Prior to 2014, section 218.5(a) was a completely two-way statute, meaning that it did not distinguish between prevailing employers and prevailing employees.  As a result, if a worker brought a claim for unpaid wages and lost, the employer could recover its attorney’s fees.  This threat was a strong disincentive for workers to sue, because if they lost they would be facing a judgment against them of tens if not hundreds of thousands of dollars.

Fortunately, an amendment to section 218.5, effective January 1, 2014, provides as follows:

[I]f the prevailing party in the court action is not an employee, attorney’s fees and costs shall be awarded pursuant to [section 218.5] only if the court finds that the employee brought the court action in bad faith.

This amendment was hugely beneficial to workers.  As long as their claims for unpaid wages are not brought in bad faith (meaning that there is a reasonable, good faith dispute regarding their claims), they do not have to worry about getting hit with the employer’s attorney’s fees if they lose.

Two recent appellate decisions have resolved some of the lingering questions regarding section 218.5.

First, in USS-POSCO Industries v. Case (2016) 244 Cal.App.4th 19, the court addressed the question of whether the amendment to section 218.5 applied to actions that were pending before January 1, 2014.  The court held that California courts have long treated legislation affecting the recovery of attorney’s fees as applying to actions pending at the time of enactment.  (This is different than federal courts, which have refused to apply the new version of section 218.5 to cases pending as of January 1, 2014.)  Thus, in California state courts, the new version of section 218.5 applies to actions that were pending at the time of enactment.  In other words, to recover attorneys’ fees in actions for unpaid wages, employers will need to show that the claims are brought in bad faith.

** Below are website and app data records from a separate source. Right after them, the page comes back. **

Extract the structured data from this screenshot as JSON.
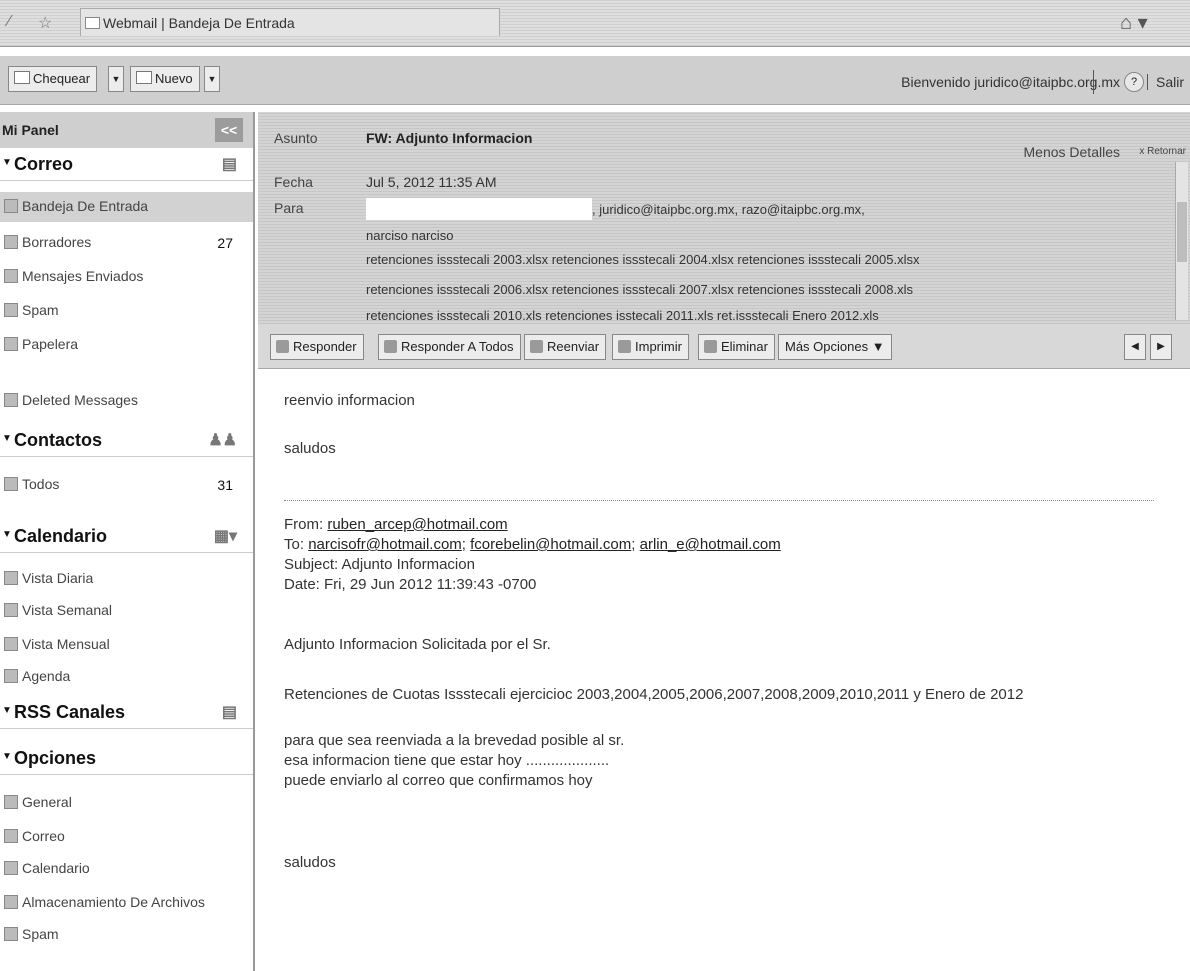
{
  "window": {
    "tab_title": "Webmail | Bandeja De Entrada"
  },
  "toolbar": {
    "check_label": "Chequear",
    "new_label": "Nuevo",
    "welcome": "Bienvenido juridico@itaipbc.org.mx",
    "help": "?",
    "logout": "Salir"
  },
  "sidebar": {
    "panel_title": "Mi Panel",
    "collapse": "<<",
    "mail": {
      "title": "Correo",
      "items": [
        {
          "label": "Bandeja De Entrada",
          "count": ""
        },
        {
          "label": "Borradores",
          "count": "27"
        },
        {
          "label": "Mensajes Enviados",
          "count": ""
        },
        {
          "label": "Spam",
          "count": ""
        },
        {
          "label": "Papelera",
          "count": ""
        },
        {
          "label": "Deleted Messages",
          "count": ""
        }
      ]
    },
    "contacts": {
      "title": "Contactos",
      "items": [
        {
          "label": "Todos",
          "count": "31"
        }
      ]
    },
    "calendar": {
      "title": "Calendario",
      "items": [
        {
          "label": "Vista Diaria"
        },
        {
          "label": "Vista Semanal"
        },
        {
          "label": "Vista Mensual"
        },
        {
          "label": "Agenda"
        }
      ]
    },
    "rss": {
      "title": "RSS Canales"
    },
    "options": {
      "title": "Opciones",
      "items": [
        {
          "label": "General"
        },
        {
          "label": "Correo"
        },
        {
          "label": "Calendario"
        },
        {
          "label": "Almacenamiento De Archivos"
        },
        {
          "label": "Spam"
        }
      ]
    }
  },
  "header": {
    "subject_label": "Asunto",
    "subject": "FW: Adjunto Informacion",
    "date_label": "Fecha",
    "date": "Jul 5, 2012 11:35 AM",
    "to_label": "Para",
    "to_rest": ", juridico@itaipbc.org.mx, razo@itaipbc.org.mx,",
    "to_line2": "narciso narciso",
    "attachments_row1": "retenciones issstecali 2003.xlsx   retenciones issstecali 2004.xlsx   retenciones issstecali 2005.xlsx",
    "attachments_row2": "retenciones issstecali 2006.xlsx   retenciones issstecali 2007.xlsx   retenciones issstecali 2008.xls",
    "attachments_row3": "retenciones issstecali 2010.xls   retenciones isstecali 2011.xls   ret.issstecali Enero 2012.xls",
    "less_details": "Menos Detalles",
    "return": "x Retornar"
  },
  "actions": {
    "reply": "Responder",
    "reply_all": "Responder A Todos",
    "forward": "Reenviar",
    "print": "Imprimir",
    "delete": "Eliminar",
    "more": "Más Opciones ▼"
  },
  "body": {
    "line1": "reenvio informacion",
    "line2": "saludos",
    "from_label": "From: ",
    "from": "ruben_arcep@hotmail.com",
    "to_label": "To: ",
    "to1": "narcisofr@hotmail.com",
    "to2": "fcorebelin@hotmail.com",
    "to3": "arlin_e@hotmail.com",
    "subject_line": "Subject: Adjunto Informacion",
    "date_line": "Date: Fri, 29 Jun 2012 11:39:43 -0700",
    "p1": "Adjunto Informacion Solicitada por el Sr.",
    "p2": "Retenciones de Cuotas Issstecali ejercicioc 2003,2004,2005,2006,2007,2008,2009,2010,2011 y Enero de 2012",
    "p3a": "para que sea reenviada a la brevedad posible al sr.",
    "p3b": "esa informacion tiene que estar hoy ....................",
    "p3c": "puede enviarlo al correo que confirmamos hoy",
    "closing": "saludos"
  }
}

At the same time, employers that prevail on claims for unpaid wages may be able to recover their court costs, even if the plaintiff prevailed on other claims.  See Sharif v. Mehusa, Inc. (2015) 241 Cal.App.4th 185.  To unpack this a bit, under California Code of Civil Procedure section 1032(4), which provides for the recovery of court costs by a prevailing party, there is normally only one prevailing party.  Thus, if the plaintiff wins on only one of his or her claims, the plaintiff is still likely to recover his or her costs and the defendant is unlikely to be able to do so.

However, section 218.5 provides a separate avenue to recover costs.  Thus, if an employer prevails on a claim for unpaid wages, but loses on other claims, the employer can still recover costs if it can show that the employee filed its claim for unpaid wages in bad faith.

For these reasons, the news for workers on section 218.5 is mixed.  But the recent amendments allowing employers to recover their attorney’s fees only in the case of bad faith will protect workers in the event that they sue and lose.